Network-attached storage (NAS) is file-level computer data storage connected to a computer network providing data access to a heterogeneous group of clients. NAS doesnot only operate as a file server, but is specialized for this task either by its hardware, software, or configuration of those elements. It’s often manufactured as a computer appliance ? a specialized computer built from the ground up for storing and serving files ? rather than simply a general purpose computer being used for the role.
A NAS unit is a computer connected to a network that provides only file-based data storage services to other devices on the network. Although it may technically be possible to run other software on a NAS unit, it is not designed to be a general purpose server. For example, NAS units usually do not have a keyboard or display, and are controlled and configured over the network, often using a browser.
A full-featured operating system is not needed on a NAS device, so often a stripped-down operating system is used. For example, FreeNAS, an open source NAS solution designed for commodity PC hardware, is implemented as a stripped-down version of FreeBSD. NAS systems contain one or more hard disks, often arranged into logical, redundant storage containers or RAID.
RAID (redundant array of independent disks, originally redundant array of inexpensive disks) is a storage technology that combines multiple disk drive components into a logical unit for the purposes of data redundancy and performance improvement. Data is distributed across the drives in one of several ways, referred to as RAID levels, depending on the specific level of redundancy and performance required.
RAID is now used as an umbrella term for computer data storage schemes that can divide and replicate data among multiple physical drives: RAID is an example of storage virtualization and the array can be accessed by the operating system as one single drive. The different schemes or architectures are named by the word RAID followed by a number (e.g. RAID 0, RAID 1). Each scheme provides a different balance between the key goals: reliability and availability, performance and capacity. RAID levels greater than RAID 0 provide protection against unrecoverable (sector) read errors, as well as whole disk failure.
A hard drive (HDD) is a data storage device used to store and retrieve digital information using rapidly rotating disks coated with magnetic material. An HDD keeps its data even when powered off. Data is read in a random-access manner, meaning individual blocks of data can be stored or retrieved in any order rather than sequentially. An HDD consists of one or more rigid (“hard”) rapidly rotating disks with magnetic heads arranged on a moving actuator arm to read and write data to the surfaces.

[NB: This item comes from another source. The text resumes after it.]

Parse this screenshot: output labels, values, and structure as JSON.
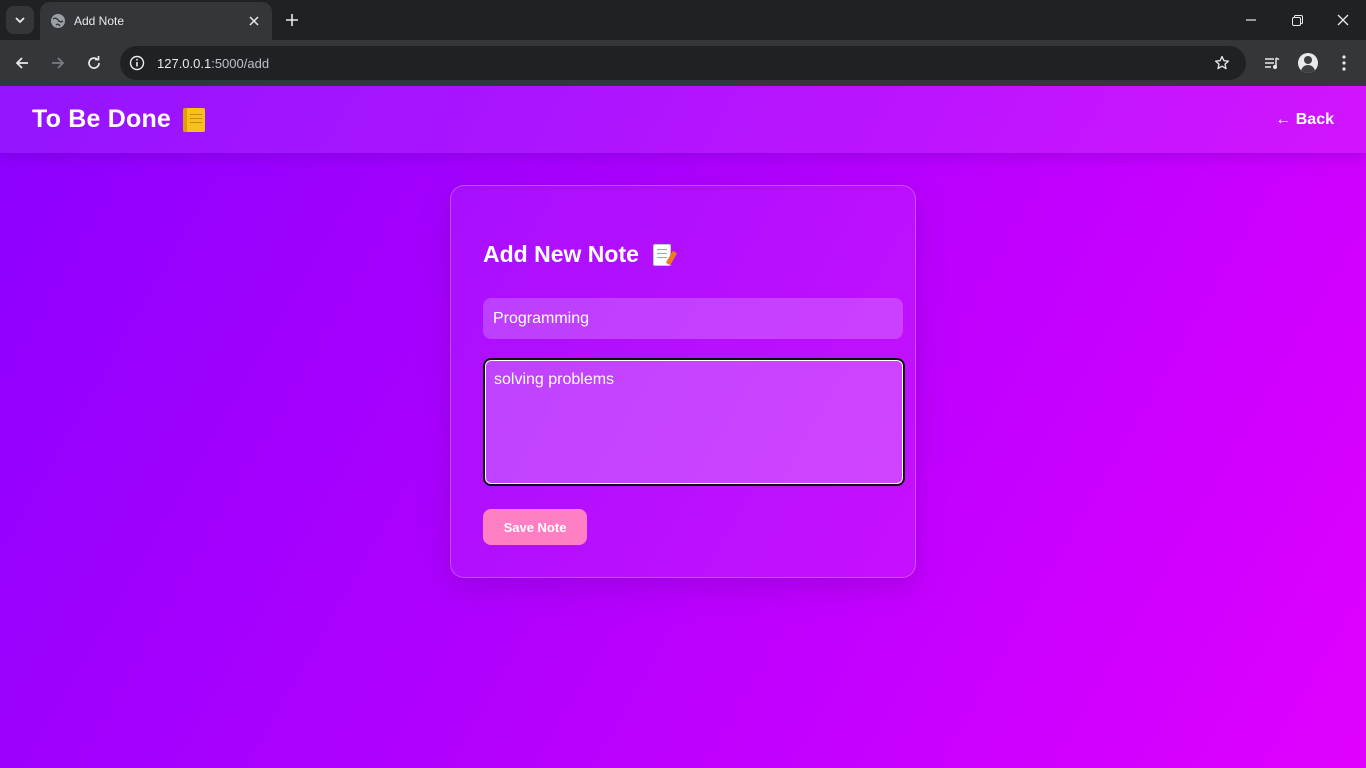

Introduced by IBM in 1956, HDDs became the dominant storage device for general purpose computers by the early 1960s. Continuously improved, HDDs have maintained this position into the modern era of servers,personal computers and laptops. More than 200 companies have produced HDD units, though most units are manufactured by Seagate, Toshiba and Western Digital. Worldwide revenues for HDD shipments are expected to reach $33 billion in 2013, a decrease of approximately 12% from $37.8 billion in 2012.
The primary characteristics of an HDD are its capacity and performance. Capacity is specified in unit prefixes corresponding to powers of 1000: a 1-terabyte (TB) drive has a capacity of 1,000 gigabytes (GB; where 1 gigabyte = 1 billion bytes). Typically, some of an HDD’s capacity is unavailable to the user because it’s used by the file system and the computer operating system, and possibly inbuilt redundancy for error correction and recovery.
ioSafe is a manufacturer of disaster protected hard drives and network attached storage NAS appliances. ioSafe designs and builds award-winning fireproof and waterproof data storage solutions. Our products are used for physical protection, private/hybrid cloud-based backup and disaster recovery solutions for businesses of all sizes, creative professionals and home users. Like an aircraft black box for critical data, ioSafe improves recovery point and time objectives while reducing costs and simplifying infrastructure.